Stored records:
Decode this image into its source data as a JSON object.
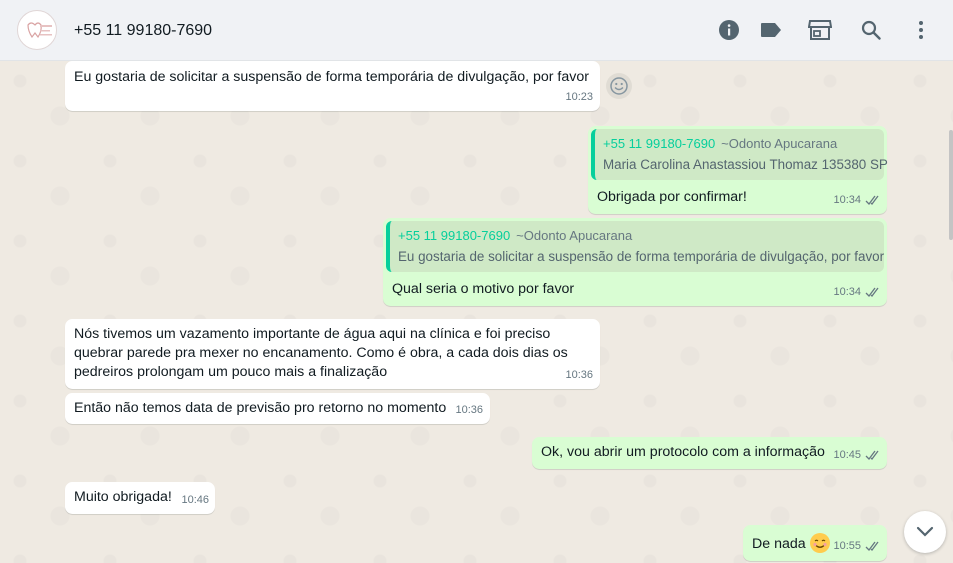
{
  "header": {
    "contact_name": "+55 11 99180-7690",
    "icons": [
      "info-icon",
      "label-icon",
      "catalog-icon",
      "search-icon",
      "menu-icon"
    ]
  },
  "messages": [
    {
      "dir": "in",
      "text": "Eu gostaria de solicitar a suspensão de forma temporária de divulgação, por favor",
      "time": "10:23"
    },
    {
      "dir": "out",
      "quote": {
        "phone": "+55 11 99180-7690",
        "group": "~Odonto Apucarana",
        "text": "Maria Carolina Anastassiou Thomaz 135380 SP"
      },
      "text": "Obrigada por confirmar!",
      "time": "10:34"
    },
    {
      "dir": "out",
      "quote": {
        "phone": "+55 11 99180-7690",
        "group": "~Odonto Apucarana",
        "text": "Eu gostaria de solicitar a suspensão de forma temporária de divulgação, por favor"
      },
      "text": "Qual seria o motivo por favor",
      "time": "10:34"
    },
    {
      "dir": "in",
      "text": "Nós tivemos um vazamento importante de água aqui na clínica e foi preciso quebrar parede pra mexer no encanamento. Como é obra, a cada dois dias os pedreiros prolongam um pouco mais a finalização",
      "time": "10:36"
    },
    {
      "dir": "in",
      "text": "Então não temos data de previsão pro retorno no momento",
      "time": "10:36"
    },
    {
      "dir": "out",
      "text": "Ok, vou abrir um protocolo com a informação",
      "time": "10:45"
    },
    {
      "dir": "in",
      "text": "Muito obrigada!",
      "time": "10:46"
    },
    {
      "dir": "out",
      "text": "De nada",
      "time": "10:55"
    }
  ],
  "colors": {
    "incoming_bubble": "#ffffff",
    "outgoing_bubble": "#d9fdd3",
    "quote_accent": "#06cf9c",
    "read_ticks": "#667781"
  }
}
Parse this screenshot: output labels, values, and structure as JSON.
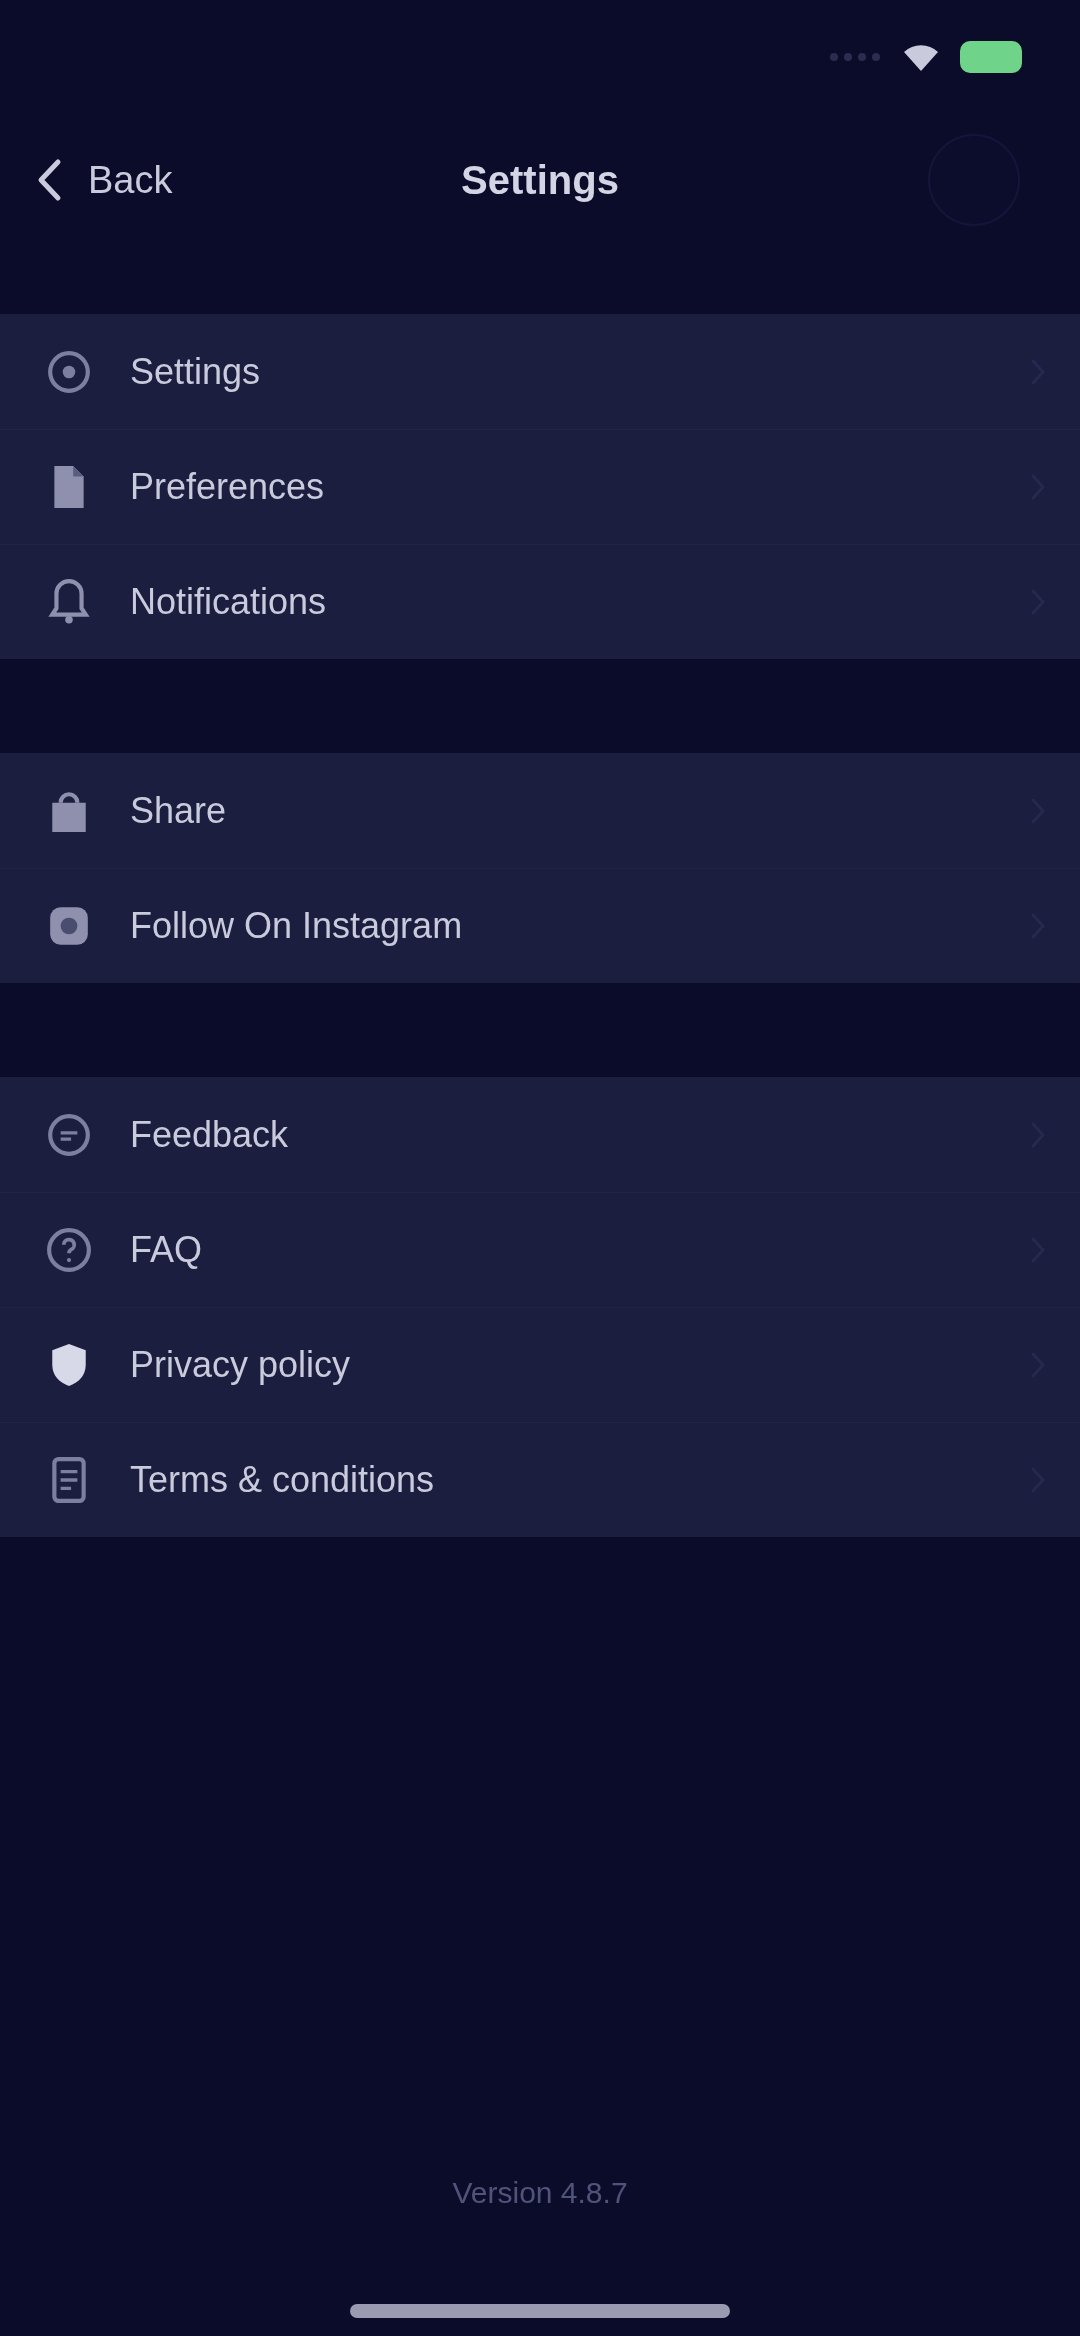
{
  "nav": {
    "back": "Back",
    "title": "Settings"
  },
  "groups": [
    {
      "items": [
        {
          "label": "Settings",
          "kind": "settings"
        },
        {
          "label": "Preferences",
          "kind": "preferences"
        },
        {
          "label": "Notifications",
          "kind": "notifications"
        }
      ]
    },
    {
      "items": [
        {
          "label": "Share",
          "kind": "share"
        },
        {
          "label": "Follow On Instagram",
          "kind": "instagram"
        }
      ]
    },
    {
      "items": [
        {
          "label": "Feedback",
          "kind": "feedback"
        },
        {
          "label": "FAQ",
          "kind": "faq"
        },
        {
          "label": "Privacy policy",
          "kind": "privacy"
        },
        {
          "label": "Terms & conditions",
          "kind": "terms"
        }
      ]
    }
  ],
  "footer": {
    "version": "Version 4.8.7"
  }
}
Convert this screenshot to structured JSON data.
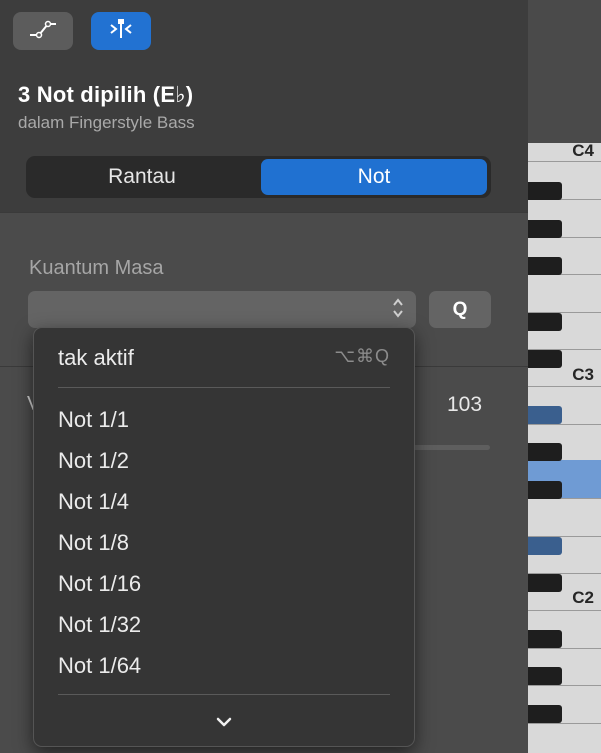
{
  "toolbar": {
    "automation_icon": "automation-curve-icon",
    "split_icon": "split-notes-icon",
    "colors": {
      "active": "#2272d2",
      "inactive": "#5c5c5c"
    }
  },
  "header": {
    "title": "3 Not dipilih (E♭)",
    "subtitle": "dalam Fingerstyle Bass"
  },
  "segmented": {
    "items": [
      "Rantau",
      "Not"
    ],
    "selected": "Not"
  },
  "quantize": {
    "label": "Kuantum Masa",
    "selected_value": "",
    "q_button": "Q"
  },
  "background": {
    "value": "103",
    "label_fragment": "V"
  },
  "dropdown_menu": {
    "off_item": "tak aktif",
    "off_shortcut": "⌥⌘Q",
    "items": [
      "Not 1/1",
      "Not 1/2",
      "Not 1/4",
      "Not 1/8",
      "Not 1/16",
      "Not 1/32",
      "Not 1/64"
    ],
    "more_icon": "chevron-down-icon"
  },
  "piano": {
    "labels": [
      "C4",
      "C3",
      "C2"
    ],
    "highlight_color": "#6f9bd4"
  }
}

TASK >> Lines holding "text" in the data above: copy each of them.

ANSWER TO THIS TASK >>
      "text": "Eu gostaria de solicitar a suspensão de forma temporária de divulgação, por favor",
        "text": "Maria Carolina Anastassiou Thomaz 135380 SP"
      "text": "Obrigada por confirmar!",
        "text": "Eu gostaria de solicitar a suspensão de forma temporária de divulgação, por favor"
      "text": "Qual seria o motivo por favor",
      "text": "Nós tivemos um vazamento importante de água aqui na clínica e foi preciso quebrar parede pra mexer no encanamento. Como é obra, a cada dois dias os pedreiros prolongam um pouco mais a finalização",
      "text": "Então não temos data de previsão pro retorno no momento",
      "text": "Ok, vou abrir um protocolo com a informação",
      "text": "Muito obrigada!",
      "text": "De nada",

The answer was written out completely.